“One of the things the independence movement hates most is that left-leaning people are against them…”

With the separatist Catalan government claiming that 90%, of 43% of the electorate, voted for independence, and ahead of a week of further uncertainty for all of Spain, the BBC’s Patrick Jackson gives a voice to some young Catalan Spaniards – some of whose views may, or may not, sound familiar…  ANYhoo… Here’s a lengthy excerpt from the BBC report.

“We feel Catalan and Spanish and I’m not going to allow independence supporters to take my culture away,” says David.

“I am who I am thanks to all of Spain, not only Catalonia. Catalonia is my home but the rest of Spain defines my personality as well.

“In Spain we’ve got lots of amazing things which make all of us better people, and nobody has the right to remove those things from our lives.”

Sergio fears Catalan Spaniards are being excluded from the future state that independence campaigners advocate.

“The Catalan government currently speaks only in the name of the nationalists, referring to the ‘Catalan country’,” he says.

“The first thing Puigdemont said was ‘the Catalan people are more united than ever’. Not true! The Catalan people are more divided than ever but as he only addressed one part of the people, obviously those are united.

“But beware that we too are united.”

“Some of us feel insecure because if you take the Catalan flag you are a democrat, but if you take the Spanish one, you are a fascist,” Juan says.

“I don’t like flags, any of them,” he goes on.

“It is not politically correct to say that you feel Spanish if you want to be ‘progressive’ or a democrat. One of the things the independence movement hates most is that left-leaning people are against them, which I think is really coherent because parties of the left are historically internationalist, not nationalist.”

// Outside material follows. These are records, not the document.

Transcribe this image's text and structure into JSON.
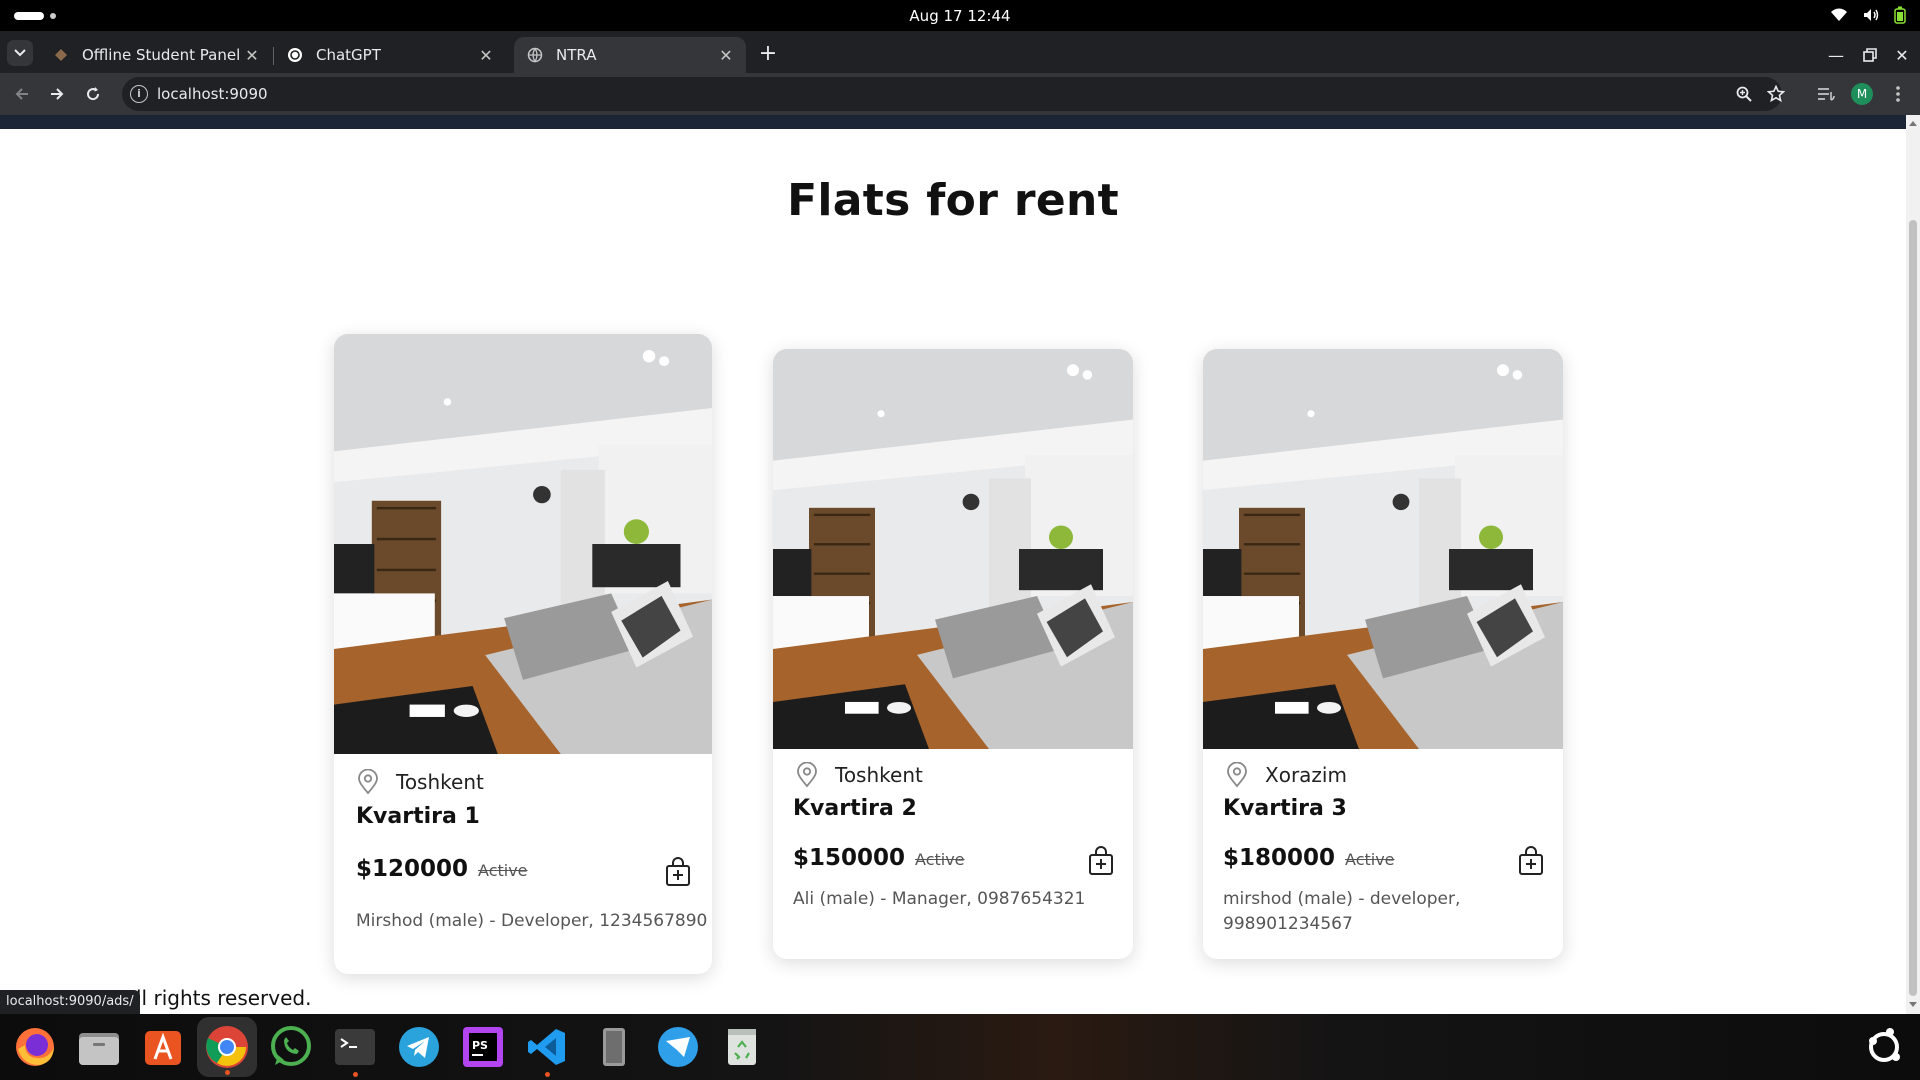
{
  "system": {
    "datetime": "Aug 17  12:44"
  },
  "browser": {
    "tabs": [
      {
        "title": "Offline Student Panel",
        "icon": "diamond-favicon"
      },
      {
        "title": "ChatGPT",
        "icon": "chatgpt-favicon"
      },
      {
        "title": "NTRA",
        "icon": "globe-favicon",
        "active": true
      }
    ],
    "url": "localhost:9090",
    "profile_initial": "M",
    "status_url": "localhost:9090/ads/"
  },
  "page": {
    "heading": "Flats for rent",
    "footer_text": "ll rights reserved.",
    "listings": [
      {
        "location": "Toshkent",
        "title": "Kvartira 1",
        "price": "$120000",
        "status": "Active",
        "owner": "Mirshod (male) - Developer, 1234567890"
      },
      {
        "location": "Toshkent",
        "title": "Kvartira 2",
        "price": "$150000",
        "status": "Active",
        "owner": "Ali (male) - Manager, 0987654321"
      },
      {
        "location": "Xorazim",
        "title": "Kvartira 3",
        "price": "$180000",
        "status": "Active",
        "owner_line1": "mirshod (male) - developer,",
        "owner_line2": "998901234567"
      }
    ]
  },
  "dock": {
    "apps": [
      "firefox-icon",
      "files-icon",
      "app-center-icon",
      "chrome-icon",
      "whatsapp-icon",
      "terminal-icon",
      "telegram-icon",
      "phpstorm-icon",
      "vscode-icon",
      "text-editor-icon",
      "mail-icon",
      "trash-icon"
    ],
    "colors": {
      "accent": "#e95420"
    }
  }
}
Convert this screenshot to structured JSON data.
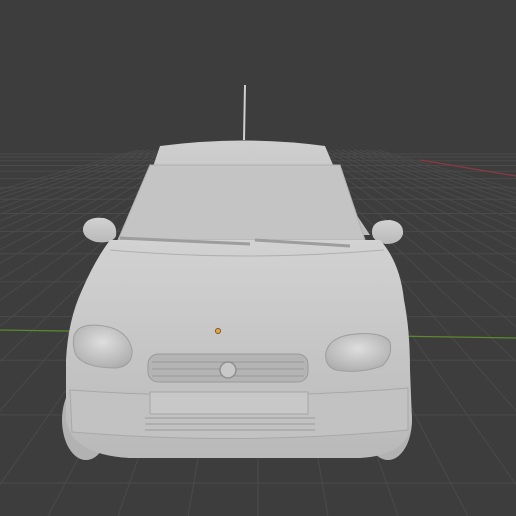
{
  "viewport": {
    "background": "#3d3d3d",
    "grid_color": "#4a4a4a",
    "x_axis_color": "#8a3a44",
    "y_axis_color": "#5a8a2e",
    "origin_color": "#f0a030"
  },
  "scene": {
    "object": "car-model",
    "shading": "solid",
    "object_color": "#c9c9c9"
  },
  "icons": {
    "origin": "object-origin-icon"
  }
}
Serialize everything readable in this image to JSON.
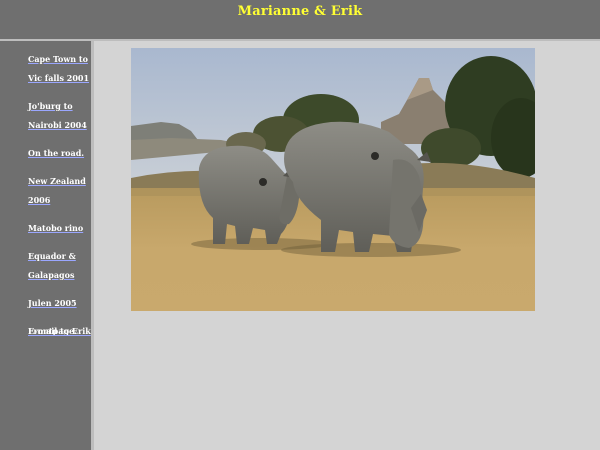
{
  "header": {
    "title": "Marianne & Erik"
  },
  "sidebar": {
    "items": [
      {
        "label": "Cape Town to\nVic falls 2001"
      },
      {
        "label": "Jo'burg to\nNairobi 2004"
      },
      {
        "label": "On the road."
      },
      {
        "label": "New Zealand\n2006"
      },
      {
        "label": "Matobo rino"
      },
      {
        "label": "Equador &\nGalapagos"
      },
      {
        "label": "Julen 2005"
      },
      {
        "label": "Frontpage."
      }
    ],
    "email_label": "E-mail to Erik"
  },
  "main": {
    "photo": {
      "subject": "two-rhinos-grazing-photo"
    }
  },
  "colors": {
    "header_bg": "#6f6f6f",
    "title_text": "#ffff33",
    "link_text": "#ffffff",
    "content_bg": "#d4d4d4"
  }
}
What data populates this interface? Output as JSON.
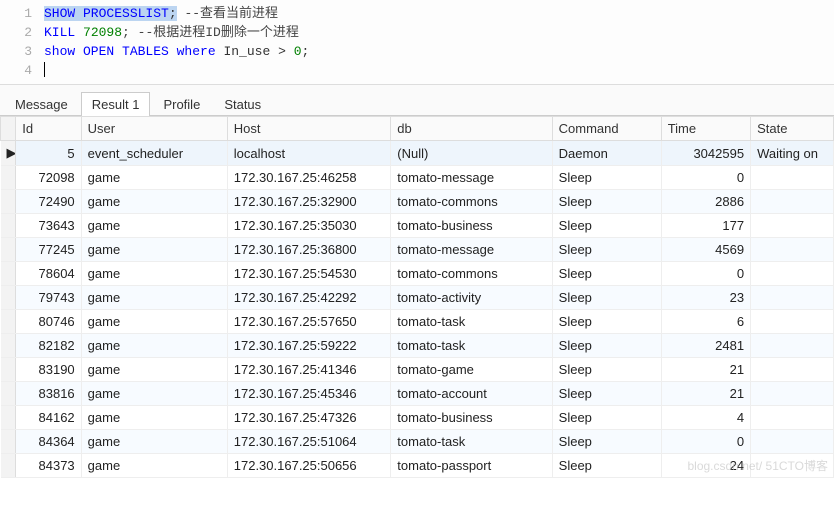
{
  "editor": {
    "lines": [
      {
        "n": "1",
        "tokens": [
          {
            "t": "SHOW PROCESSLIST",
            "cls": "kw sel"
          },
          {
            "t": ";",
            "cls": "sel"
          },
          {
            "t": " --查看当前进程",
            "cls": "comment"
          }
        ]
      },
      {
        "n": "2",
        "tokens": [
          {
            "t": "KILL",
            "cls": "kw"
          },
          {
            "t": " ",
            "cls": ""
          },
          {
            "t": "72098",
            "cls": "num"
          },
          {
            "t": "; --根据进程ID删除一个进程",
            "cls": "comment"
          }
        ]
      },
      {
        "n": "3",
        "tokens": [
          {
            "t": "show OPEN TABLES where",
            "cls": "kw"
          },
          {
            "t": " In_use ",
            "cls": ""
          },
          {
            "t": ">",
            "cls": ""
          },
          {
            "t": " ",
            "cls": ""
          },
          {
            "t": "0",
            "cls": "num"
          },
          {
            "t": ";",
            "cls": ""
          }
        ]
      },
      {
        "n": "4",
        "tokens": []
      }
    ]
  },
  "tabs": {
    "items": [
      {
        "label": "Message"
      },
      {
        "label": "Result 1",
        "active": true
      },
      {
        "label": "Profile"
      },
      {
        "label": "Status"
      }
    ]
  },
  "table": {
    "columns": [
      "Id",
      "User",
      "Host",
      "db",
      "Command",
      "Time",
      "State"
    ],
    "rows": [
      {
        "id": "5",
        "user": "event_scheduler",
        "host": "localhost",
        "db": "(Null)",
        "db_null": true,
        "command": "Daemon",
        "time": "3042595",
        "state": "Waiting on",
        "selected": true,
        "marker": "▶"
      },
      {
        "id": "72098",
        "user": "game",
        "host": "172.30.167.25:46258",
        "db": "tomato-message",
        "command": "Sleep",
        "time": "0",
        "state": ""
      },
      {
        "id": "72490",
        "user": "game",
        "host": "172.30.167.25:32900",
        "db": "tomato-commons",
        "command": "Sleep",
        "time": "2886",
        "state": ""
      },
      {
        "id": "73643",
        "user": "game",
        "host": "172.30.167.25:35030",
        "db": "tomato-business",
        "command": "Sleep",
        "time": "177",
        "state": ""
      },
      {
        "id": "77245",
        "user": "game",
        "host": "172.30.167.25:36800",
        "db": "tomato-message",
        "command": "Sleep",
        "time": "4569",
        "state": ""
      },
      {
        "id": "78604",
        "user": "game",
        "host": "172.30.167.25:54530",
        "db": "tomato-commons",
        "command": "Sleep",
        "time": "0",
        "state": ""
      },
      {
        "id": "79743",
        "user": "game",
        "host": "172.30.167.25:42292",
        "db": "tomato-activity",
        "command": "Sleep",
        "time": "23",
        "state": ""
      },
      {
        "id": "80746",
        "user": "game",
        "host": "172.30.167.25:57650",
        "db": "tomato-task",
        "command": "Sleep",
        "time": "6",
        "state": ""
      },
      {
        "id": "82182",
        "user": "game",
        "host": "172.30.167.25:59222",
        "db": "tomato-task",
        "command": "Sleep",
        "time": "2481",
        "state": ""
      },
      {
        "id": "83190",
        "user": "game",
        "host": "172.30.167.25:41346",
        "db": "tomato-game",
        "command": "Sleep",
        "time": "21",
        "state": ""
      },
      {
        "id": "83816",
        "user": "game",
        "host": "172.30.167.25:45346",
        "db": "tomato-account",
        "command": "Sleep",
        "time": "21",
        "state": ""
      },
      {
        "id": "84162",
        "user": "game",
        "host": "172.30.167.25:47326",
        "db": "tomato-business",
        "command": "Sleep",
        "time": "4",
        "state": ""
      },
      {
        "id": "84364",
        "user": "game",
        "host": "172.30.167.25:51064",
        "db": "tomato-task",
        "command": "Sleep",
        "time": "0",
        "state": ""
      },
      {
        "id": "84373",
        "user": "game",
        "host": "172.30.167.25:50656",
        "db": "tomato-passport",
        "command": "Sleep",
        "time": "24",
        "state": ""
      }
    ]
  },
  "watermark": "blog.csdn.net/ 51CTO博客"
}
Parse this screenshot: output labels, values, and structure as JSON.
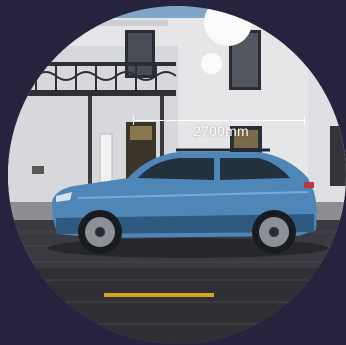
{
  "dimension": {
    "label": "2700mm"
  },
  "colors": {
    "background": "#26233f",
    "car_body": "#4f86b8",
    "accent_line": "#d9a624",
    "marker": "#fbfbfb"
  }
}
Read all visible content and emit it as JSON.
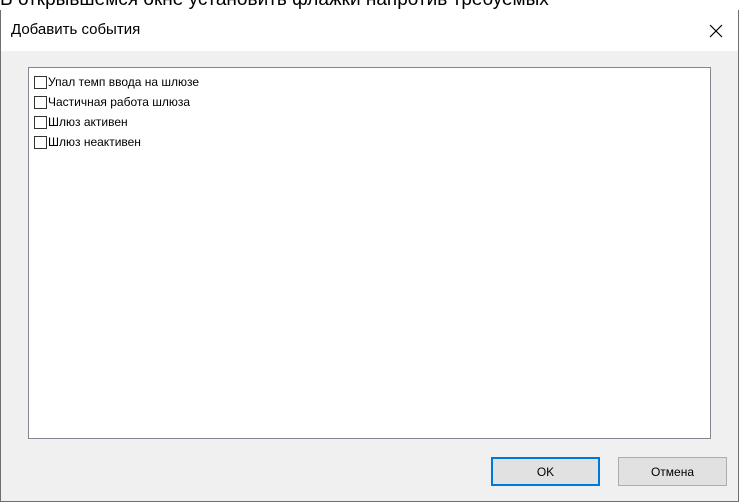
{
  "background_caption": "В открывшемся окне установить флажки напротив требуемых",
  "dialog": {
    "title": "Добавить события",
    "close_icon": "close-icon"
  },
  "events": [
    {
      "label": "Упал темп ввода на шлюзе",
      "checked": false
    },
    {
      "label": "Частичная работа шлюза",
      "checked": false
    },
    {
      "label": "Шлюз активен",
      "checked": false
    },
    {
      "label": "Шлюз неактивен",
      "checked": false
    }
  ],
  "buttons": {
    "ok_label": "OK",
    "cancel_label": "Отмена"
  }
}
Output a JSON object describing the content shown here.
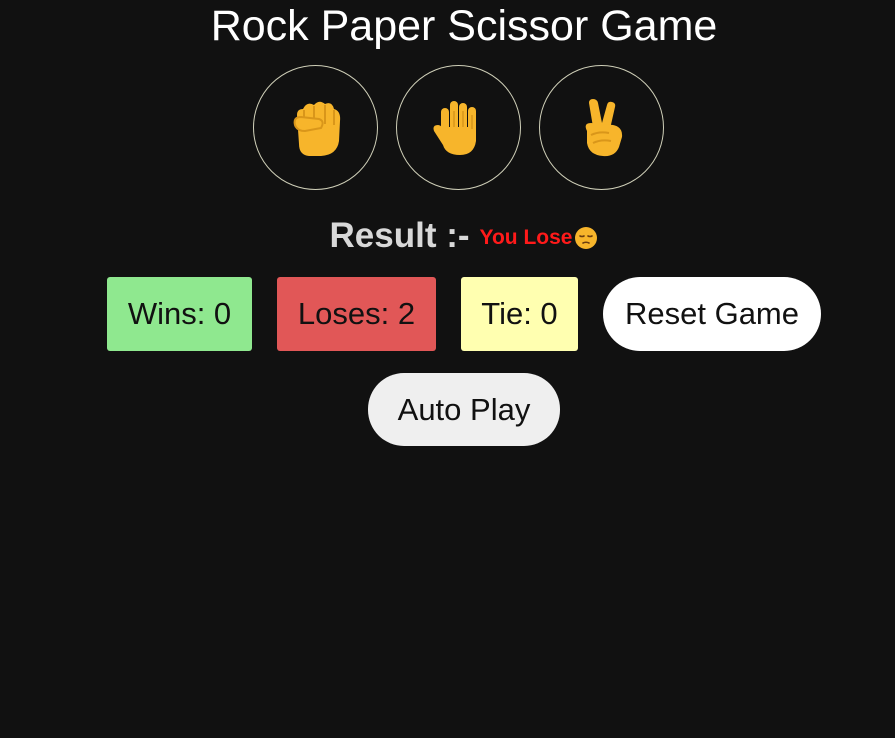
{
  "title": "Rock Paper Scissor Game",
  "choices": [
    {
      "name": "rock",
      "icon": "raised-fist-icon"
    },
    {
      "name": "paper",
      "icon": "raised-hand-icon"
    },
    {
      "name": "scissors",
      "icon": "victory-hand-icon"
    }
  ],
  "result": {
    "label": "Result :-",
    "text": "You Lose",
    "icon": "pensive-face-icon",
    "text_color": "#ff1a1a"
  },
  "stats": {
    "wins": "Wins: 0",
    "loses": "Loses: 2",
    "tie": "Tie: 0"
  },
  "buttons": {
    "reset": "Reset Game",
    "auto_play": "Auto Play"
  },
  "colors": {
    "background": "#111111",
    "wins": "#8fe88f",
    "loses": "#e15757",
    "tie": "#ffffb0",
    "emoji": "#f7b52b"
  }
}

“Just opening your mouth doesn’t make you a fascist,” says David.

It should be said that the CUP, the junior and more volatile partner in the separatist alliance, is an anti-capitalist party, and independence campaigners have sought to portray their cause as being above traditional party politics.

“All of Spain helped build Catalonia’s powerful industries, subsidising its goods,” Dani says.

“Are they really saying they are morally superior, that only in Catalonia people know what democracy is?

“For years they’ve been saying ‘Spain is stealing from us’ but can you call 40 million people thieves after they paid for the 1992 Summer Olympic Games in Barcelona, for example?”